The Presidium Diamond Mate Tester (PDMT) boasts of the thinnest probe tip size, which is 0.6mm. It is the industry’s tiniest probe tip to date, which means the PDMT can be used on diamonds as small as 0.02ct. Test results are instantly indicated by an LED light and a continuous audible beep. The PDMT instantly verifies the authenticity of diamonds based on their thermal properties.
The PDMT-A is a complementary product to ARI, for further distinguishing diamond simulants such as colorless sapphire and cubic zirconia from unknown colorless stones. As a first step, users can test an unknown colorless stone using the PDMT-A. Upon a positive “Diamond” reading, users can then use ARI to test if the stone is a natural diamond, potential lab-grown CVD/HPHT diamond, or moissanite.
The Synthetic Diamond Screener II (SDS II) is an easy-to-use battery-operated desktop PRESIDIUM DIAMOND VERIFICATION INSTRUMENT®. The SDS II uses advanced technology to differentiate Type IIa colorless diamonds (likely laboratory-grown through CVD or HPHT processes) from natural Type Ia colorless diamonds. The SDS II has been ASSURE TESTED by an independent third party through ASSURE program and achieved 100% Laboratory-Grown Diamond Referral Rate.
- For colored gemstones:
The Presidium Gem Tester II (PGT II) is the industry’s one and only handheld gem indicator and digital tester for application in 16 common colored gemstones. The probe consists of two linked thermometers: one which is heated electronically while the other is cooled by the gemstone being tested. The difference in temperature creates an electrical output, which is then amplified and displayed.
The Presidium Gem Indicator (PGI) is a pioneering handheld tester specifically for colored gemstones. It identifies up to 31 different types of colored gems based on their thermal conductivity and comes with the Presidium patented refined changeable probe tip, which ensures minimal equipment downtime. The PGI features a color input function that allows users to select from a range of 12 common colors.
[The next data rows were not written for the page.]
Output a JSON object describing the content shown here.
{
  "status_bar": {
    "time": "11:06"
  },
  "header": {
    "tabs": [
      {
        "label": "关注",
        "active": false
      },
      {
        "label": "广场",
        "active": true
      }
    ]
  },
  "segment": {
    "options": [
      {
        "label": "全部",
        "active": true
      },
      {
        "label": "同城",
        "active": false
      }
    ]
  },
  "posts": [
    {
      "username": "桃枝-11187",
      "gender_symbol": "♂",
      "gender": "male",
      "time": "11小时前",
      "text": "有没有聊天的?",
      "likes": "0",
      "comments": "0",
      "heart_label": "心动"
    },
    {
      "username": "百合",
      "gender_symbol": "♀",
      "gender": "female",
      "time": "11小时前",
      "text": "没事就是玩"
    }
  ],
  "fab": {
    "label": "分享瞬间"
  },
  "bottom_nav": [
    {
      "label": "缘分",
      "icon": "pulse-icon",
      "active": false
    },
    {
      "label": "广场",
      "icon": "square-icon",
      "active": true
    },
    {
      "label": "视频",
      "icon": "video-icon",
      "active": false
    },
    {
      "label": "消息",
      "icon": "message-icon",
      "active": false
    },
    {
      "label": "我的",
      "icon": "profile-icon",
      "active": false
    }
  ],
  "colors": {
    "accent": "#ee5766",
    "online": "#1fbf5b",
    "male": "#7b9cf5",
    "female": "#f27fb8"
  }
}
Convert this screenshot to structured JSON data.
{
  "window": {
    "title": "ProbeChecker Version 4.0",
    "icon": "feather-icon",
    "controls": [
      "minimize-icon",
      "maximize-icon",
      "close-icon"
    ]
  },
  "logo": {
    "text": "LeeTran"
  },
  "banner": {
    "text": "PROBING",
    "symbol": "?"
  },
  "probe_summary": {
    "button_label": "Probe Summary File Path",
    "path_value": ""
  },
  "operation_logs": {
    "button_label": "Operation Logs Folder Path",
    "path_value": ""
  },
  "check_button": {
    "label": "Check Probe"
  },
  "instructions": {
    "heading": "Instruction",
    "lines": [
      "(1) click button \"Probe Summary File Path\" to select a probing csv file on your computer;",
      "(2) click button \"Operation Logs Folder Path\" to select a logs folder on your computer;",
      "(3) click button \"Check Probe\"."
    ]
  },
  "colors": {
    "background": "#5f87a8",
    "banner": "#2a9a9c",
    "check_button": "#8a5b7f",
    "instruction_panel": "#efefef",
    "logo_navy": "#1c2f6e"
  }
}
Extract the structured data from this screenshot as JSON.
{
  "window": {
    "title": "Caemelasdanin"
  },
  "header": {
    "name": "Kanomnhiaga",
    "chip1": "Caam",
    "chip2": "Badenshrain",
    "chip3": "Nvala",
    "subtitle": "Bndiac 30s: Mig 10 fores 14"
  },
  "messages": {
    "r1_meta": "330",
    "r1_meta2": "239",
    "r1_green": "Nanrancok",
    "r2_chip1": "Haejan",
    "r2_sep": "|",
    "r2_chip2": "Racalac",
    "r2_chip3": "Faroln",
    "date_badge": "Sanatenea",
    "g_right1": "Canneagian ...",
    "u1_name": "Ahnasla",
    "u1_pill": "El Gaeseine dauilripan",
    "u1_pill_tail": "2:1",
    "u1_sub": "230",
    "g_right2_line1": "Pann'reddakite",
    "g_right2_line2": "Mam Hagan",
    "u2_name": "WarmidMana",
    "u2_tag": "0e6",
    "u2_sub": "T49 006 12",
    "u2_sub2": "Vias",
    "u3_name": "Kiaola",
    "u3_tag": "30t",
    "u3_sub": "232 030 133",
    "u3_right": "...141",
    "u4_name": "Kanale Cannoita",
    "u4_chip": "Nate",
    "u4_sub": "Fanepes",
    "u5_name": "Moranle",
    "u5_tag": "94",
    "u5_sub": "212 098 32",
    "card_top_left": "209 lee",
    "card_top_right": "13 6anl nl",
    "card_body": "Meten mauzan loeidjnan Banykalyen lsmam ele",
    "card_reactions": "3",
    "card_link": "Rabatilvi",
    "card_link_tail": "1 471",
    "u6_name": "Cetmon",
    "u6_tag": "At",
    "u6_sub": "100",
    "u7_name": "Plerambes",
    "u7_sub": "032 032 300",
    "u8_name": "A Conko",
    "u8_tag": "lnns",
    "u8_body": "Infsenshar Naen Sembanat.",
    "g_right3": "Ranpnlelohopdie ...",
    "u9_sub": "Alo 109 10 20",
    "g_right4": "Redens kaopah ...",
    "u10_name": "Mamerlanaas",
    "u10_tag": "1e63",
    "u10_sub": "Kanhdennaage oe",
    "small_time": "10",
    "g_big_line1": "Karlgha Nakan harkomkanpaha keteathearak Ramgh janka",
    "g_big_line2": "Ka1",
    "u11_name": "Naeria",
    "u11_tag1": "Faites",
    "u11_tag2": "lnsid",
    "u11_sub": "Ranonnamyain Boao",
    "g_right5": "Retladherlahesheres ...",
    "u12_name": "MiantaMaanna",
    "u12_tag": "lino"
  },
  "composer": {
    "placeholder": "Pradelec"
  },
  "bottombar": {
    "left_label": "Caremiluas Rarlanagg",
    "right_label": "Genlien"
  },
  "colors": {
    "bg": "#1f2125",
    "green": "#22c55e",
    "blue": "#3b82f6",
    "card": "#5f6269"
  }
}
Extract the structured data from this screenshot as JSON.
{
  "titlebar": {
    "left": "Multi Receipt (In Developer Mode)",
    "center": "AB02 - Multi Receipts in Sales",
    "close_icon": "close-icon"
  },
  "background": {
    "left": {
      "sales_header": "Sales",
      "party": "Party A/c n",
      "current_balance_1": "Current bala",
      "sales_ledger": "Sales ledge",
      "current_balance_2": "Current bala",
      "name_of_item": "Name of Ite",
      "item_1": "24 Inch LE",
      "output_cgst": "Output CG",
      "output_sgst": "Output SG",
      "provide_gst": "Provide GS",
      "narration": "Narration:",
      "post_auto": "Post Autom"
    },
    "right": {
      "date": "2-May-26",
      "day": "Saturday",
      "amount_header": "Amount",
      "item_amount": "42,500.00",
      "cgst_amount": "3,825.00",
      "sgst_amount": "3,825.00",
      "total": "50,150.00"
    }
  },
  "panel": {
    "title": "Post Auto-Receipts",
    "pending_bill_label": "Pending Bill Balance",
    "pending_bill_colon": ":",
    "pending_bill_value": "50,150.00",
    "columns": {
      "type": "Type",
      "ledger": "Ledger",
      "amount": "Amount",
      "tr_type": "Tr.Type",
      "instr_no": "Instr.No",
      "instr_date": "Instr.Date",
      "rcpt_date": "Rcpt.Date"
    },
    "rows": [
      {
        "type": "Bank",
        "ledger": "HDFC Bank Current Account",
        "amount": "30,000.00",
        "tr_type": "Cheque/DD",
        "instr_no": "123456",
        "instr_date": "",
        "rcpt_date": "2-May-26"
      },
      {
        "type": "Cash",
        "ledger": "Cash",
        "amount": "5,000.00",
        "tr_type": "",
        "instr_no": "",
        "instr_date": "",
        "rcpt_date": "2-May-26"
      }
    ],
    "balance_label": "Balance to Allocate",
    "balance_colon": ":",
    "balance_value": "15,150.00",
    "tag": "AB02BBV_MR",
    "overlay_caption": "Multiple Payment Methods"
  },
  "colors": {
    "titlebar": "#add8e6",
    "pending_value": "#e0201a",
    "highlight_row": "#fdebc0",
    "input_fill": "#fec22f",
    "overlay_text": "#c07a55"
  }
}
The Presidium Duo Tester II (PDT II) is the only comprehensive tool on the market that combines two proven testing methods for gemstones, based on both thermal conductivity and reflective indexes. Coated gemstones can also be generally tested with the PDT II. With the industry’s thinnest probe tip size of 0.6mm, PDT II tests gemstones as small as 0.02ct.